**Data under study**

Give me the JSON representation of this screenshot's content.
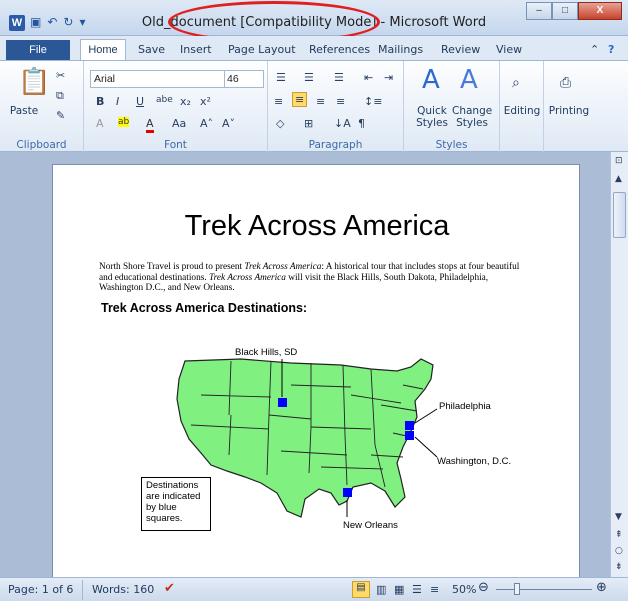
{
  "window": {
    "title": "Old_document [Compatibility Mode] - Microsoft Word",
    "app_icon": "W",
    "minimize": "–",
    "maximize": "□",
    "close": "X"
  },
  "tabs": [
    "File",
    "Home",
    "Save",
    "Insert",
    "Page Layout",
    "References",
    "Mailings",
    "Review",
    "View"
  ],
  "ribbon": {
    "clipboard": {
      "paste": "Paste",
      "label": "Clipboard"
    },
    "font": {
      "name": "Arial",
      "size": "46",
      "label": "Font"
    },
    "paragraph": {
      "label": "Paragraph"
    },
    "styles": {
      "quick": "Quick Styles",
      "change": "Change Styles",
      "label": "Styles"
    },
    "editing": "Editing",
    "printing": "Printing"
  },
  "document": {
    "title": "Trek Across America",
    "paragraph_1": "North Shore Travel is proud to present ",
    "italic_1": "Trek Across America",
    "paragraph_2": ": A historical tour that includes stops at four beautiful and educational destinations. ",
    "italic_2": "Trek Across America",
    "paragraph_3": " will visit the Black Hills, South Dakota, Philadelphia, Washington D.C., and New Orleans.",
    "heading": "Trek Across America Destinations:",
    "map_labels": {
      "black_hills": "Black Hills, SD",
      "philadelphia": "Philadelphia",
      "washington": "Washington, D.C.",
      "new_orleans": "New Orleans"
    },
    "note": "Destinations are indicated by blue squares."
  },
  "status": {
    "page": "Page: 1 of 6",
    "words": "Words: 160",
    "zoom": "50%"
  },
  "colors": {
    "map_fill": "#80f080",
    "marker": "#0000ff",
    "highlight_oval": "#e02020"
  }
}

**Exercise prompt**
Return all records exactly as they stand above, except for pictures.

**Reply**
Give me the JSON representation of this screenshot's content.
{
  "window": {
    "title": "Old_document [Compatibility Mode] - Microsoft Word",
    "app_icon": "W",
    "minimize": "–",
    "maximize": "□",
    "close": "X"
  },
  "tabs": [
    "File",
    "Home",
    "Save",
    "Insert",
    "Page Layout",
    "References",
    "Mailings",
    "Review",
    "View"
  ],
  "ribbon": {
    "clipboard": {
      "paste": "Paste",
      "label": "Clipboard"
    },
    "font": {
      "name": "Arial",
      "size": "46",
      "label": "Font"
    },
    "paragraph": {
      "label": "Paragraph"
    },
    "styles": {
      "quick": "Quick Styles",
      "change": "Change Styles",
      "label": "Styles"
    },
    "editing": "Editing",
    "printing": "Printing"
  },
  "document": {
    "title": "Trek Across America",
    "paragraph_1": "North Shore Travel is proud to present ",
    "italic_1": "Trek Across America",
    "paragraph_2": ": A historical tour that includes stops at four beautiful and educational destinations. ",
    "italic_2": "Trek Across America",
    "paragraph_3": " will visit the Black Hills, South Dakota, Philadelphia, Washington D.C., and New Orleans.",
    "heading": "Trek Across America Destinations:",
    "map_labels": {
      "black_hills": "Black Hills, SD",
      "philadelphia": "Philadelphia",
      "washington": "Washington, D.C.",
      "new_orleans": "New Orleans"
    },
    "note": "Destinations are indicated by blue squares."
  },
  "status": {
    "page": "Page: 1 of 6",
    "words": "Words: 160",
    "zoom": "50%"
  },
  "colors": {
    "map_fill": "#80f080",
    "marker": "#0000ff",
    "highlight_oval": "#e02020"
  }
}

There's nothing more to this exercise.